European and other powers, meanwhile, had their own credibility problems or did far too little to correct the balance. The result was a global leadership void when it came to defending human rights.
Sadly, Russia and China were all too happy to fill that void by building economic, political, and military alliances without regard for the human rights practices of their partners.
China's rise as an economic power, and Russia's determination to halt democratizing trends in the former Soviet Union, meant that many governments around the world confronted a political landscape significantly realigned to the detriment of human rights protection.
China's and Russia's disregard for human rights in their foreign relations created, in turn, further pressure for Western governments to do likewise for fear of losing economic opportunities and political allies.
Against this bleak backdrop, certain bright spots could still be found in the global system for defending human rights.
Sometimes the major Western powers still managed to stand up for human rights, as in Burma, North Korea and Sudan.
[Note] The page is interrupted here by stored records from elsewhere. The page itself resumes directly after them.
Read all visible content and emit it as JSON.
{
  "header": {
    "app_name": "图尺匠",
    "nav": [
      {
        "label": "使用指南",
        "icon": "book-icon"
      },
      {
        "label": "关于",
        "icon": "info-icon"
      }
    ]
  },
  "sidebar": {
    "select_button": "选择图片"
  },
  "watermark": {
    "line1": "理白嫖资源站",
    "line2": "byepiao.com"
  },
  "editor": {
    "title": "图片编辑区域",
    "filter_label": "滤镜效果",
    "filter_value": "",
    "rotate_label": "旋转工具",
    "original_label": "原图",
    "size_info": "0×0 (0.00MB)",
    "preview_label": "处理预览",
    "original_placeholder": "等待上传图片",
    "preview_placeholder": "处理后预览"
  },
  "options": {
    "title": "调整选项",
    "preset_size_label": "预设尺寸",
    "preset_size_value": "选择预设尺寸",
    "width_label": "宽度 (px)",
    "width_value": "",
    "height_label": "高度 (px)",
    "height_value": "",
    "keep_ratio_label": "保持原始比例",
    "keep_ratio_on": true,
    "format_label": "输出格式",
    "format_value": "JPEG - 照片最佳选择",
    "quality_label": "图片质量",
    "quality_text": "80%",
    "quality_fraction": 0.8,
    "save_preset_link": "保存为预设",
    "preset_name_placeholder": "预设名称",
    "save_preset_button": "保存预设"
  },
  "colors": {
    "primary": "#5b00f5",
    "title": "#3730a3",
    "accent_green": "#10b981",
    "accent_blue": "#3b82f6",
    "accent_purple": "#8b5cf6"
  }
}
Other times, governments from the developing world stepped in.
India, for example, played a constructive role in opposing the king of Nepal's takeover of the government in February 2005. Opposition was also seen on his crackdown on political parties and civil society (although India continued lending support to Burma's murderous generals).
The Association of Southeast Asian Nations (ASEAN) did better with Burma, successfully pressuring it to relinquish its 2006 chairmanship because of its disastrous human rights record.
Mexico took the lead in convincing the United Nations Commission on Human Rights to maintain a special rapporteur on protecting human rights while countering terrorism.
Kyrgyzstan stood up to intense pressure from its powerful neighbor, Uzbekistan, to rescue all but four of 443 refugees from the Andijan massacre, and Romania accepted the rescued refugees for temporary resettlement pending long-term relocation.
Still, governments from the developing world were hardly consistent themselves in defending human rights.
Some of them took the lead, for example, in undermining the U.N. Commission on Human Rights and trying to prevent the emergence of an improved successor, the proposed U.N. Human Rights Council.
Others prevented the U.N. General Assembly from condemning ongoing ethnic cleansing in Darfur.
Moreover, even those that showed a genuine commitment to human rights lacked the influence to make up for reduced Western backing.
At the multilateral level, there was also some good news to report in 2005. The International Criminal Court advanced with the filing of its first indictments — on Uganda — and the U.N. Security Council's first referral to it of a case — Darfur.
A U.N. committee concluded negotiations on a new convention to combat enforced disappearances, and fifteen African countries adopted a new protocol on the rights of women.
A summit of world leaders at the United Nations endorsed a Canadian-sponsored concept of a global "responsibility to protect" people facing mass slaughter.
They took preliminary steps toward strengthening the organization's human rights machinery, but as this report went to press in late November, major questions remained about the fate and definition of the proposed Human Rights Council.